- Shitali – Helps you calm down and cool the body.
- Nadi Shodhana - Effective in releasing stress from the system when the exhalation is longer than the inhalation.
- Bhastrika – Refreshes body and mind.
Click here to learn how to perform the above techniques.
Once you have a regular asana and pranayama practice you may notice your inner awareness become more sensitive, so much so that you can easily read the subtle shifts and changes in the body/breath to detect the signs of an anxiety attack earlier. Pranayama also helps to control the fluctuations of mind preparing it for meditation.
Meditation helps you to build stronger concentration and focus, which can help you identify the source of your fears and anxiety. In time this knowledge can eventually help lead you away from your fears. We recommend doing some physical practice (asana) or pranayama before meditating to help to flush all parts of the body and brain with fresh blood, oxygen, and other nutrients and relax the body. You don’t have to start with an hour of meditation or even half an hour, a few minutes each day can make a difference. Daily practice in focusing the mind on stillness will give you the skills to consciously quiet your mind whenever you feel overwhelmed. The deep relaxation brought on by meditation triggers the release of the neurotransmitters serotonin and oxytocin (amongst others). These neurotransmitters are linked to happiness. Serotonin has a calming effect, it eases tension and helps us feel less stressed and more relaxed and focused. Oxytocin creates feelings of calm, contentment, and security, while reducing fear and anxiety. Scientific research has also shown that a regular meditation practice can help significantly reduce the level of the levels of stress hormones in the body. Check out our blog that gives you tips on how to start a meditation practice.
Anxiety is a complex issue and we not suggesting that you abandon standard therapy. Rather that you practice these aspects of yoga as a complementary therapy. The physical practice and breathing will give you tools to help handle an anxiety attack if and when it happens.
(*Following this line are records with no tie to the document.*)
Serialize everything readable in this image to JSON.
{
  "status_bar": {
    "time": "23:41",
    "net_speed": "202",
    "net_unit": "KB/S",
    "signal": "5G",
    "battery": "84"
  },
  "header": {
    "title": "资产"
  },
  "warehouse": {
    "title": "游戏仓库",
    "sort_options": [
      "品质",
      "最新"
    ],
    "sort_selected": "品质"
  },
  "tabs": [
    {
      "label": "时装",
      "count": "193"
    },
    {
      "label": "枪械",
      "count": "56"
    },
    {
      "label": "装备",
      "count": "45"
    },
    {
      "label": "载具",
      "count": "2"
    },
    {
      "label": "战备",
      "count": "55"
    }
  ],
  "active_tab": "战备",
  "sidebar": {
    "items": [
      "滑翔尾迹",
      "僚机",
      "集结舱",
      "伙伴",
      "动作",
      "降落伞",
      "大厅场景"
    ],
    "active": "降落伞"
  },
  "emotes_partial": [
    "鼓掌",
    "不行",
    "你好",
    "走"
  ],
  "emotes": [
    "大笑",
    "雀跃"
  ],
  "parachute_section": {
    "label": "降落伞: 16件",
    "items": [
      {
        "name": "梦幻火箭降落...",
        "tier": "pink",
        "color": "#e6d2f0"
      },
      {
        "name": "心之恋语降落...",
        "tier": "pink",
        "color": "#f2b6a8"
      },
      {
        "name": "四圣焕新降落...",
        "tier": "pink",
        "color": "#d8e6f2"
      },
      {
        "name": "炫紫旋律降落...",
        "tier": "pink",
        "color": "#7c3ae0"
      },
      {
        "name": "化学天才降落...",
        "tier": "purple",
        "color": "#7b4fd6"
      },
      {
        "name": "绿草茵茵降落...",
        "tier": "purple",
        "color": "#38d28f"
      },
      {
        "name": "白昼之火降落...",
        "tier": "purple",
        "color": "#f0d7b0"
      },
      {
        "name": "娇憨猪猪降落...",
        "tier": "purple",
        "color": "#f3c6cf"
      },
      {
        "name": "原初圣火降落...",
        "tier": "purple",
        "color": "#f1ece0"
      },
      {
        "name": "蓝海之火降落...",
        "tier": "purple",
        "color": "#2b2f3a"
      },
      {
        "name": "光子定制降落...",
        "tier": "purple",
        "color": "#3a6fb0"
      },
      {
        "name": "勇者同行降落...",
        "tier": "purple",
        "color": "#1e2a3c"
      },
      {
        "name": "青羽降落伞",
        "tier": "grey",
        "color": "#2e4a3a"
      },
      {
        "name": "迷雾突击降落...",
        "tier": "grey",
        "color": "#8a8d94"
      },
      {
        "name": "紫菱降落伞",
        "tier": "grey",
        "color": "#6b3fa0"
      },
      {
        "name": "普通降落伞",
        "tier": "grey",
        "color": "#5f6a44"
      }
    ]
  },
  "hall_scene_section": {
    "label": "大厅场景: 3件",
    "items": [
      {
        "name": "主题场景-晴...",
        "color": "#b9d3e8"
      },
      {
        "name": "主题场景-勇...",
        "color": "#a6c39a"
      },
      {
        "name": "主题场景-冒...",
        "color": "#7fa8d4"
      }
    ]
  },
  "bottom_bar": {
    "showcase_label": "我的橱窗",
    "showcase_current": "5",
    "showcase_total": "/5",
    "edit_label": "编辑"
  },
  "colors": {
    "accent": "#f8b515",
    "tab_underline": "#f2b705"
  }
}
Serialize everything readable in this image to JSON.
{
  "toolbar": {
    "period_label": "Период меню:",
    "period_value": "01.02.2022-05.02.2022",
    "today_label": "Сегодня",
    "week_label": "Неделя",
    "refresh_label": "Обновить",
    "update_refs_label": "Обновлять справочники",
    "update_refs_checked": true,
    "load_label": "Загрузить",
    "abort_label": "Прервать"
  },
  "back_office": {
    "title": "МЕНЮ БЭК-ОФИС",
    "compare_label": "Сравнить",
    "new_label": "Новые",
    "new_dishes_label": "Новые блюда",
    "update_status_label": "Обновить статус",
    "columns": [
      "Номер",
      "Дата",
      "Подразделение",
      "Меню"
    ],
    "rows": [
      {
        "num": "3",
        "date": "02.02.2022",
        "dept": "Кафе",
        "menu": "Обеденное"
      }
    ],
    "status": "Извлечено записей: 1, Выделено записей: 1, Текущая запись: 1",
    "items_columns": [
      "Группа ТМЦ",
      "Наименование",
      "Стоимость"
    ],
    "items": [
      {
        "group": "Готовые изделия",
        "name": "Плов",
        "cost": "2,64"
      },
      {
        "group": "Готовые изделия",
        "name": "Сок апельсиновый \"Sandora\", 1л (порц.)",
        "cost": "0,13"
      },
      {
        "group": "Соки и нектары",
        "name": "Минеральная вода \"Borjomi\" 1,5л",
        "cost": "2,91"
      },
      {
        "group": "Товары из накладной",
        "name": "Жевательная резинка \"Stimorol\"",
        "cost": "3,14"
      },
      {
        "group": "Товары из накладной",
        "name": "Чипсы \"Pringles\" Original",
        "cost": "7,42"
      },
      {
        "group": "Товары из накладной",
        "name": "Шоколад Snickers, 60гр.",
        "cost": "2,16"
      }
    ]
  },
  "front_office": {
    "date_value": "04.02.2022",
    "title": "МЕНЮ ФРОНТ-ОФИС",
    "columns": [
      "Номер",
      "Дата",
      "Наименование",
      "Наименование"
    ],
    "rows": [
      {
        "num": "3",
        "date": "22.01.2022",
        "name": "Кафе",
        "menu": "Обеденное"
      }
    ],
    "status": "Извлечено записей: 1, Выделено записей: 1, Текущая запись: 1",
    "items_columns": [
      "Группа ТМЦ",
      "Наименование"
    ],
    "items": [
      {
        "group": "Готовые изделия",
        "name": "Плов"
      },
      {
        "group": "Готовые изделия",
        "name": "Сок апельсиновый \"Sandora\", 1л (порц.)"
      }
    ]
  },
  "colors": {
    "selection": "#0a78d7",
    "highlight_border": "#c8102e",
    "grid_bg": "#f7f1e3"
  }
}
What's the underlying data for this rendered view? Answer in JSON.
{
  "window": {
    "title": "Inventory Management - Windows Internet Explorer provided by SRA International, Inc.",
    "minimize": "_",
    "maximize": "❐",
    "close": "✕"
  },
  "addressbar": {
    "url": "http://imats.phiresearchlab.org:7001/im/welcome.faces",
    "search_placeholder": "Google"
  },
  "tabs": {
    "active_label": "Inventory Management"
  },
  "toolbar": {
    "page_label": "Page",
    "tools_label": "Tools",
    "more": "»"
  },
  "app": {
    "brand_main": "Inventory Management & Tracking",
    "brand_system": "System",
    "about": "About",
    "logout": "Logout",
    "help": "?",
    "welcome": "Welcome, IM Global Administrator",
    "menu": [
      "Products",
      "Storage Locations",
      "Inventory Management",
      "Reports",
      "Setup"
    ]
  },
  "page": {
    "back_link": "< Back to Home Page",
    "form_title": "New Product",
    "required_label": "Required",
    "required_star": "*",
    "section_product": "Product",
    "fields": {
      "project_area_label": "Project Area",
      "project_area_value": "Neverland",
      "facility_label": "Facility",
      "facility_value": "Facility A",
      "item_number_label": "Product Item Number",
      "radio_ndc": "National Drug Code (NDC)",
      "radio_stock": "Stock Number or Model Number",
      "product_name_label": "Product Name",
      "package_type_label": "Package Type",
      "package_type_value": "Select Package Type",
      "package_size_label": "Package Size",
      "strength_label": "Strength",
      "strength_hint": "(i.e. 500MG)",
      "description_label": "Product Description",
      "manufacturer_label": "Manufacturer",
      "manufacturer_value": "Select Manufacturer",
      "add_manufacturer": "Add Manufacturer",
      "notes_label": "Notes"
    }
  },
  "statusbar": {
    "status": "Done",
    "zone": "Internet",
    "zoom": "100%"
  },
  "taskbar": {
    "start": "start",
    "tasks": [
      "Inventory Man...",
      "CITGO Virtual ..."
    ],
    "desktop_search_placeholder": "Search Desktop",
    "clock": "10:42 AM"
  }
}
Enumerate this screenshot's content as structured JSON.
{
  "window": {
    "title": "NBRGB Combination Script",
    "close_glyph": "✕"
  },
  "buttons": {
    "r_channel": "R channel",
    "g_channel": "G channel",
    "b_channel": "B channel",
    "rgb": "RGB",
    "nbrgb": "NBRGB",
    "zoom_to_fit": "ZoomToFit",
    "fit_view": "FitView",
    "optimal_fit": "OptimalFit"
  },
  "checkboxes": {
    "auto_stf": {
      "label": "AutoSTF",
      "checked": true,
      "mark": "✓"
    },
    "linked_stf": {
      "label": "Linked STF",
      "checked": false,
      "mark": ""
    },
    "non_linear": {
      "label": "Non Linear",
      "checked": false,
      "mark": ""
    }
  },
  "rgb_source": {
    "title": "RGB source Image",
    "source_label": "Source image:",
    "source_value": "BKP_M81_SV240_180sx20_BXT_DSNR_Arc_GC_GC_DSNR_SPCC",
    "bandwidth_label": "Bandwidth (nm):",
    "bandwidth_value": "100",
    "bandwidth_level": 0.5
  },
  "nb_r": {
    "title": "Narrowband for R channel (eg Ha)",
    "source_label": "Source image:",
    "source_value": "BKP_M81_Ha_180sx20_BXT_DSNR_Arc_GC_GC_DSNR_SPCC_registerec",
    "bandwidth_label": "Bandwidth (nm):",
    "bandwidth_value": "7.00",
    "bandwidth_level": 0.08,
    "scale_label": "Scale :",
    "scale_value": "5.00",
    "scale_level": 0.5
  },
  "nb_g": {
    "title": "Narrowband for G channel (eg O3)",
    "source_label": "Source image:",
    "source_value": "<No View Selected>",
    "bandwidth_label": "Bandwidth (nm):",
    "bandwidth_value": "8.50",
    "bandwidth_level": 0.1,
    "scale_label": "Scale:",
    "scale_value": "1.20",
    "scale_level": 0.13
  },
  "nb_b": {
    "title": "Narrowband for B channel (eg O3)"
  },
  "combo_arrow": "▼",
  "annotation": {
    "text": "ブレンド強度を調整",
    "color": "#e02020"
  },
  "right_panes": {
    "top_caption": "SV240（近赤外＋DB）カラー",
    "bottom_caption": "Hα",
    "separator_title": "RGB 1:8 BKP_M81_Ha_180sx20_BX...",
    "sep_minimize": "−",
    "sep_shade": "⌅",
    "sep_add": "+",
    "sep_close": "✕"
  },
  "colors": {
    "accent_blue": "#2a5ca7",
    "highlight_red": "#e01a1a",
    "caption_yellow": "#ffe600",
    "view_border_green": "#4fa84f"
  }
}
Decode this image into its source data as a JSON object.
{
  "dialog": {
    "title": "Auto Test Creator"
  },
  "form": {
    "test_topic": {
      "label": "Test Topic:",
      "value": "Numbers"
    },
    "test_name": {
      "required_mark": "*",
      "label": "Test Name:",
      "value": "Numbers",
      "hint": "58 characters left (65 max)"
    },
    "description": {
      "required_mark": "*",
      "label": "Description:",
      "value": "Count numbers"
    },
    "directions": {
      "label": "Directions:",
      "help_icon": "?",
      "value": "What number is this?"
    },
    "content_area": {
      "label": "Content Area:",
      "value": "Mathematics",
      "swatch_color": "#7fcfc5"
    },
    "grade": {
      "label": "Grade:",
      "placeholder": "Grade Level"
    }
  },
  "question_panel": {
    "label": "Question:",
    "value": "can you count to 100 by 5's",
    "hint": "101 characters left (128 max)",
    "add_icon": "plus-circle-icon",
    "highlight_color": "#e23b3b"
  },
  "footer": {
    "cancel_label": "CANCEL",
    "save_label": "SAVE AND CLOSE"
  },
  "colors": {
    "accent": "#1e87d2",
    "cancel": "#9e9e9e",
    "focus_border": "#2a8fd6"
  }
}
Meditation will give you the space and focus you need to quiet the mind.
Western Wellness Team
(Your friendly neighbourhood yogis)